== Assigned task ==
Pull every line from the records that has the word "Size" in it.

+++ The records

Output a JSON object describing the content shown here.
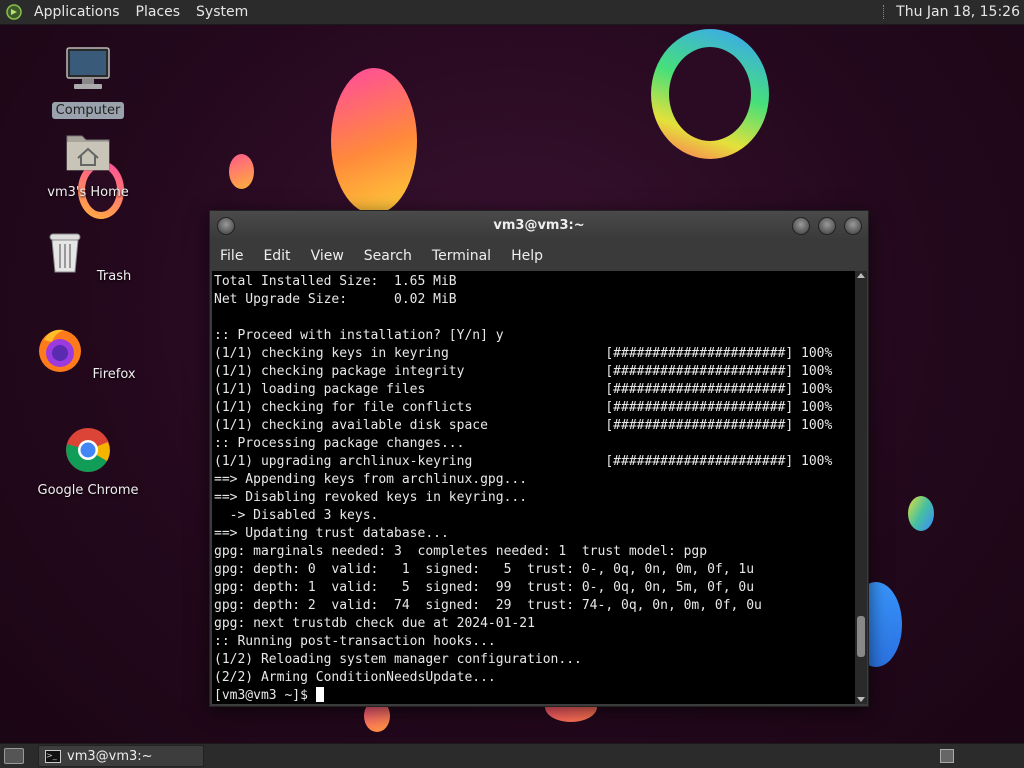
{
  "top_panel": {
    "menus": [
      "Applications",
      "Places",
      "System"
    ],
    "clock": "Thu Jan 18, 15:26"
  },
  "desktop_icons": [
    {
      "label": "Computer",
      "icon": "computer-icon"
    },
    {
      "label": "vm3's Home",
      "icon": "home-folder-icon"
    },
    {
      "label": "Trash",
      "icon": "trash-icon"
    },
    {
      "label": "Firefox",
      "icon": "firefox-icon"
    },
    {
      "label": "Google Chrome",
      "icon": "chrome-icon"
    }
  ],
  "terminal": {
    "title": "vm3@vm3:~",
    "menus": [
      "File",
      "Edit",
      "View",
      "Search",
      "Terminal",
      "Help"
    ],
    "lines": [
      "Total Installed Size:  1.65 MiB",
      "Net Upgrade Size:      0.02 MiB",
      "",
      ":: Proceed with installation? [Y/n] y",
      "(1/1) checking keys in keyring                    [######################] 100%",
      "(1/1) checking package integrity                  [######################] 100%",
      "(1/1) loading package files                       [######################] 100%",
      "(1/1) checking for file conflicts                 [######################] 100%",
      "(1/1) checking available disk space               [######################] 100%",
      ":: Processing package changes...",
      "(1/1) upgrading archlinux-keyring                 [######################] 100%",
      "==> Appending keys from archlinux.gpg...",
      "==> Disabling revoked keys in keyring...",
      "  -> Disabled 3 keys.",
      "==> Updating trust database...",
      "gpg: marginals needed: 3  completes needed: 1  trust model: pgp",
      "gpg: depth: 0  valid:   1  signed:   5  trust: 0-, 0q, 0n, 0m, 0f, 1u",
      "gpg: depth: 1  valid:   5  signed:  99  trust: 0-, 0q, 0n, 5m, 0f, 0u",
      "gpg: depth: 2  valid:  74  signed:  29  trust: 74-, 0q, 0n, 0m, 0f, 0u",
      "gpg: next trustdb check due at 2024-01-21",
      ":: Running post-transaction hooks...",
      "(1/2) Reloading system manager configuration...",
      "(2/2) Arming ConditionNeedsUpdate..."
    ],
    "prompt": "[vm3@vm3 ~]$ ",
    "scroll_position": 0.9,
    "scroll_visible_fraction": 0.1
  },
  "taskbar": {
    "window_button": "vm3@vm3:~"
  },
  "colors": {
    "terminal_bg": "#000000",
    "terminal_fg": "#e8e8e8",
    "panel_bg": "#2b2b2b"
  }
}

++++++

== Solution ==
      "Total Installed Size:  1.65 MiB",
      "Net Upgrade Size:      0.02 MiB",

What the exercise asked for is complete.